## AIM OF THE EXERCISE
Please copy out all lines of the entries that contain the word "values".

## EXERCISE MATERIAL

──────────────────────────────

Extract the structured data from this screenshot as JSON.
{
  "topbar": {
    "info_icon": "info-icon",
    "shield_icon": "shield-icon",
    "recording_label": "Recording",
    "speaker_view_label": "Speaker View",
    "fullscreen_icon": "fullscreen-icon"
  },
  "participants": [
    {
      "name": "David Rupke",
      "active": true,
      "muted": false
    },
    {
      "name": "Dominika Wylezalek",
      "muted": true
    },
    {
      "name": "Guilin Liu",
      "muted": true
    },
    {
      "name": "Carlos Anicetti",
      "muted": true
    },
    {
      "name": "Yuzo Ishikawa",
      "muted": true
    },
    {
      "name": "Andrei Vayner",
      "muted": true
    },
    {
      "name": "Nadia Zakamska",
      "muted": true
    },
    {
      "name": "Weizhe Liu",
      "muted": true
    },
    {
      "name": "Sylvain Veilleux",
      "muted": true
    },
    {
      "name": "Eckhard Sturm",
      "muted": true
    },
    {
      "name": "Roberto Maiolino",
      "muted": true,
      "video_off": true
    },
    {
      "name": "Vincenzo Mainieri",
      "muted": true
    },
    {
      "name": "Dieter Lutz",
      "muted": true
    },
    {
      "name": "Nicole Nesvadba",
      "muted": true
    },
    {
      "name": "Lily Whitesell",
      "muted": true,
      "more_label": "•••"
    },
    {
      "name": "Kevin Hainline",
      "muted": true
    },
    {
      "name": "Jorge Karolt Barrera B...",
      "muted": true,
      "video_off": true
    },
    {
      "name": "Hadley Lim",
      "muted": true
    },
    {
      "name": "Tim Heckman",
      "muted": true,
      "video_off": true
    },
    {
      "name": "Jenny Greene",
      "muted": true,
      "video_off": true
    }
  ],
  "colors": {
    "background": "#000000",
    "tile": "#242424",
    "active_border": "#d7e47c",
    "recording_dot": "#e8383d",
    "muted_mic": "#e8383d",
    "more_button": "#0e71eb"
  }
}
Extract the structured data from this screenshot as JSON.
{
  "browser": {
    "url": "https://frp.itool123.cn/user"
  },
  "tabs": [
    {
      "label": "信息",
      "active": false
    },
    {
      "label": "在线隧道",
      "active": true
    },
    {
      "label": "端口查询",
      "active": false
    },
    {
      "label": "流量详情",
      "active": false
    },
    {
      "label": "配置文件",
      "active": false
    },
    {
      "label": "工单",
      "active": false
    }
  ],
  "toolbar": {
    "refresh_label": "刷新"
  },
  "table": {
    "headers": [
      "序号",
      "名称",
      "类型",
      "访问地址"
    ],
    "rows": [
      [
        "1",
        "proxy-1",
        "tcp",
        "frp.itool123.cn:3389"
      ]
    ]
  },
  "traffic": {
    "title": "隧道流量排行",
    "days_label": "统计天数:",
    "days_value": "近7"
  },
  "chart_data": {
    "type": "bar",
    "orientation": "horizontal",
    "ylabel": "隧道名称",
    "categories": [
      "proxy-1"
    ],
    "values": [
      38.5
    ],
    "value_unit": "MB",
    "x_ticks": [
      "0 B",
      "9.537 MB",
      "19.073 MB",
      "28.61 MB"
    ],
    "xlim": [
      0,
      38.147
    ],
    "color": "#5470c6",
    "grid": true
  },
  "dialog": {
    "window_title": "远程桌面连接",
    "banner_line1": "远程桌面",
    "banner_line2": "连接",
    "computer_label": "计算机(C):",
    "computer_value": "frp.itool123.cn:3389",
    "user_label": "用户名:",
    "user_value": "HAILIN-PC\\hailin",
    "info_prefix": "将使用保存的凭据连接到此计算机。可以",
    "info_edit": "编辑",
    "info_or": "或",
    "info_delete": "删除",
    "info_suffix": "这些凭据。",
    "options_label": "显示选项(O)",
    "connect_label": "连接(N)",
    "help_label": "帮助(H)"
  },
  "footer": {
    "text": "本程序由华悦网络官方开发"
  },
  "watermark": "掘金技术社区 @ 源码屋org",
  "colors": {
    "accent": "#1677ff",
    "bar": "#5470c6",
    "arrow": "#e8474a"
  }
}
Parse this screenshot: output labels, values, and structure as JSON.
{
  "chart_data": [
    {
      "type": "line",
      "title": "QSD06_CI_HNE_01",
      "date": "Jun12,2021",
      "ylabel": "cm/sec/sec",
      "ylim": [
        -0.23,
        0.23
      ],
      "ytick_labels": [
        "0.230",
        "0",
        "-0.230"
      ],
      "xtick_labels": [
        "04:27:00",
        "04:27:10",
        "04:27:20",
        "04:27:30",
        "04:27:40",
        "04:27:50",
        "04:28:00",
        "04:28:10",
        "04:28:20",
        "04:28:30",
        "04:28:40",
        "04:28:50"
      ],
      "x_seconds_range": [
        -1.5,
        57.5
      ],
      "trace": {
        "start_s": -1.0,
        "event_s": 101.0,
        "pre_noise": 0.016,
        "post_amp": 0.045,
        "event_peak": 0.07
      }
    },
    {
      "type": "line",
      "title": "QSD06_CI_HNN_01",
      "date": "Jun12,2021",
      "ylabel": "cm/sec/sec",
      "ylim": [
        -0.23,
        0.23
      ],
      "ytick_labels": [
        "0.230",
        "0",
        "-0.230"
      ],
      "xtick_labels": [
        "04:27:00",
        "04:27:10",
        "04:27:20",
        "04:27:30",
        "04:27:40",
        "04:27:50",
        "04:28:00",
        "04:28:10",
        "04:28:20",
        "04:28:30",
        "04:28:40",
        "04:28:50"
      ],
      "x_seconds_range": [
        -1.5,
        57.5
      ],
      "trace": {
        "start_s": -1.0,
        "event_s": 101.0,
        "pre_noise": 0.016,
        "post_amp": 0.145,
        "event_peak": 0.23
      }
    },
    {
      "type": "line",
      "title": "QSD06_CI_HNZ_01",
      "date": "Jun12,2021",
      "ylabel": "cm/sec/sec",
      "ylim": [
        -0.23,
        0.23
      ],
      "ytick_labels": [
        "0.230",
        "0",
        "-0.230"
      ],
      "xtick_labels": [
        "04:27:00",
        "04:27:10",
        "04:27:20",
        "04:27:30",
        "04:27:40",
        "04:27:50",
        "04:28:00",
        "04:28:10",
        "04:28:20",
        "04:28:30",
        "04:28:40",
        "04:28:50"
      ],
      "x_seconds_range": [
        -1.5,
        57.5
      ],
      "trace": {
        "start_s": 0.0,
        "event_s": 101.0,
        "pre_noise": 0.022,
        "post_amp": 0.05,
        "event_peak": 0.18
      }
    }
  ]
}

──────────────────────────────

## WRITTEN ANSWER
    "values": [
Parse this screenshot: output labels, values, and structure as JSON.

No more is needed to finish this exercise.